The first Fiction Friday post is from my upcoming novel, Stealing Jenny (to be published in September), which is about the abduction of a pregnant mother by an emotionally unstable infertile woman:

Jenny and her son began the short jaunt up the street to the bus stop. Caleb, at three years of age, was not walking as fast as she’d like, but the bus wouldn’t be arriving for another ten minutes. She thought back to Tom’s question about his mom coming over and helping her out at home. He wasn’t serious — just angry this morning — which was why he suggested it. But it annoyed her when Tom mentioned his mother in an argument.

Since the separation, then divorce, of Tom’s parents three years ago, Doris had become increasingly more belligerent. Jenny tried to be sensitive to her mother-in-law’s emotional highs and lows. But when she was having a bad day, Jenny was almost always on the receiving end of any criticisms and cross comments. Doris had always been critical of Jenny’s laissez-faire attitude towards housekeeping, but generally speaking, before the divorce, her mother-in-law would keep those comments to herself. Since the break up, however, that had changed.

Her mom had offered to pick up the kids from the bus stop next week, as well as perform the household duties, when Jenny was closer to delivery. Jenny understood why her mom wanted to be with her ailing sister in Saskatchewan, but she secretly wished that her mother would return sooner.

As she approached the bus stop, Jenny noticed a woman there. That’s odd. My girls are the only ones who get off at this stop. I wonder why she’s there. Immediately, she became uneasy and looked away. Stop it, Jen. This is Sutherland, a quiet neighborhood with virtually no crime rate.

The woman was smoking and staring in the distance. As usual, that area was deserted until the neighborhood kids returned home from school.

The lady looked familiar. She was tall and slightly overweight. Jenny glanced at her middle and realized that the woman was wearing a maternity top. When Jenny moved closer to her, the woman finally made eye contact. “Hello, Jenny. How are you?”

“I’m fine. Are you waiting for somebody?”

“I’m waiting for you.” The woman dropped the cigarette on the ground and stamped it out.

“Me? Do I know you?”

“Uh-huh. I work at the Sutherland Veterinary Hospital.”

“Oh, right.”

“How’s Bootsie doing?”

“She’s fine, uh…”


“Right, Denise.”

“I remembered that you were expecting pretty soon?”

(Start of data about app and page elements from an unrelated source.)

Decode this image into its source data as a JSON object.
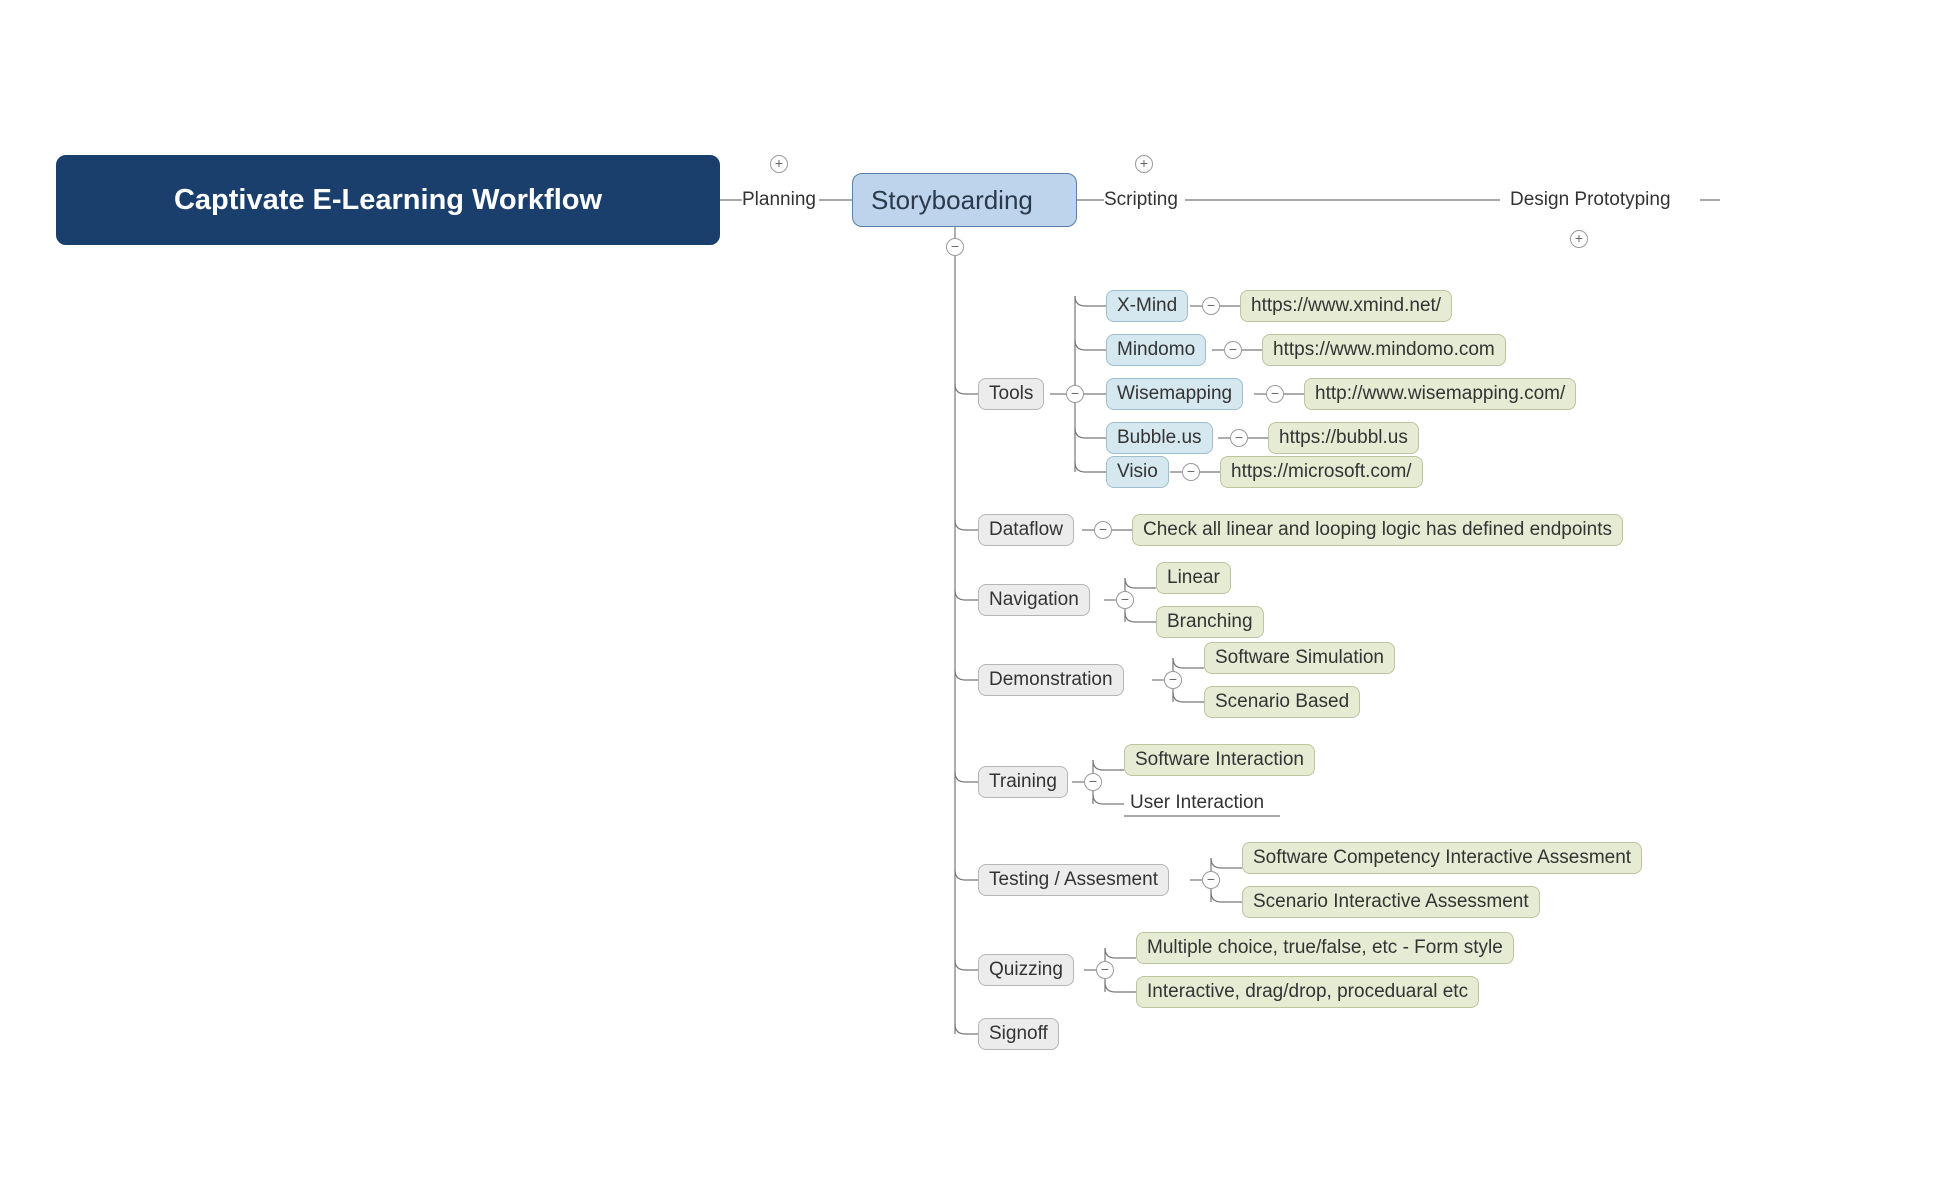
{
  "root": {
    "title": "Captivate E-Learning Workflow"
  },
  "stages": {
    "planning": "Planning",
    "storyboarding": "Storyboarding",
    "scripting": "Scripting",
    "design_prototyping": "Design Prototyping"
  },
  "storyboarding": {
    "tools": {
      "label": "Tools",
      "items": {
        "xmind": {
          "name": "X-Mind",
          "url": "https://www.xmind.net/"
        },
        "mindomo": {
          "name": "Mindomo",
          "url": "https://www.mindomo.com"
        },
        "wisemapping": {
          "name": "Wisemapping",
          "url": "http://www.wisemapping.com/"
        },
        "bubbleus": {
          "name": "Bubble.us",
          "url": "https://bubbl.us"
        },
        "visio": {
          "name": "Visio",
          "url": "https://microsoft.com/"
        }
      }
    },
    "dataflow": {
      "label": "Dataflow",
      "note": "Check all linear and looping logic has defined endpoints"
    },
    "navigation": {
      "label": "Navigation",
      "items": {
        "linear": "Linear",
        "branching": "Branching"
      }
    },
    "demonstration": {
      "label": "Demonstration",
      "items": {
        "software_sim": "Software Simulation",
        "scenario": "Scenario Based"
      }
    },
    "training": {
      "label": "Training",
      "items": {
        "software_interaction": "Software Interaction",
        "user_interaction": "User Interaction"
      }
    },
    "testing": {
      "label": "Testing / Assesment",
      "items": {
        "competency": "Software Competency Interactive Assesment",
        "scenario": "Scenario Interactive Assessment"
      }
    },
    "quizzing": {
      "label": "Quizzing",
      "items": {
        "forms": "Multiple choice, true/false, etc - Form style",
        "interactive": "Interactive, drag/drop, proceduaral etc"
      }
    },
    "signoff": {
      "label": "Signoff"
    }
  }
}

“Yes. You too?”

“Uh…yes, me too.”

“When are you due?”

“Around the same time as you.”

“Oh?” Jenny’s large round stomach looked about like it was about to pop compared to this woman, who appeared to be six months pregnant at most. She must be having a small baby.

“Well, you know,” Denise continued, “my cousin’s got these maternity and baby clothes and they’re all high end stuff and I remembered seeing you and wondered if you might like them.”

“That’s nice of you, but don’t you need them?”

“I’ve already taken a bunch and these are the ones I won’t use. Come over here. I’ve got them right here in my car.”

Jenny thought the woman was a bit strange, and again, she felt uneasy, but she wanted to be polite. After all, she did know her from the vet’s office and she was pregnant. If you can’t trust a pregnant woman, who can you trust? “I guess it can’t hurt to take a look, but I’m almost ready to deliver and won’t be needing any maternity clothes.” Denise walked quickly to a car parked close by, Jenny and Caleb following behind. She could see the woman opening up the back door and leaning in. She stepped back. “Right in there.”

Jenny lowered her head to peer inside. She couldn’t see clothes anywhere. All of a sudden, she felt something smashed against her face and nose. Breathing in a vaguely sweet scent, she jerked her head from side to side. She opened her mouth to cry out and inadvertently inhaled. She tried to move her arms, but she immediately went limp.

Stealing Jenny will be published this September.

copyright 2011 Ellen Gable Hrkach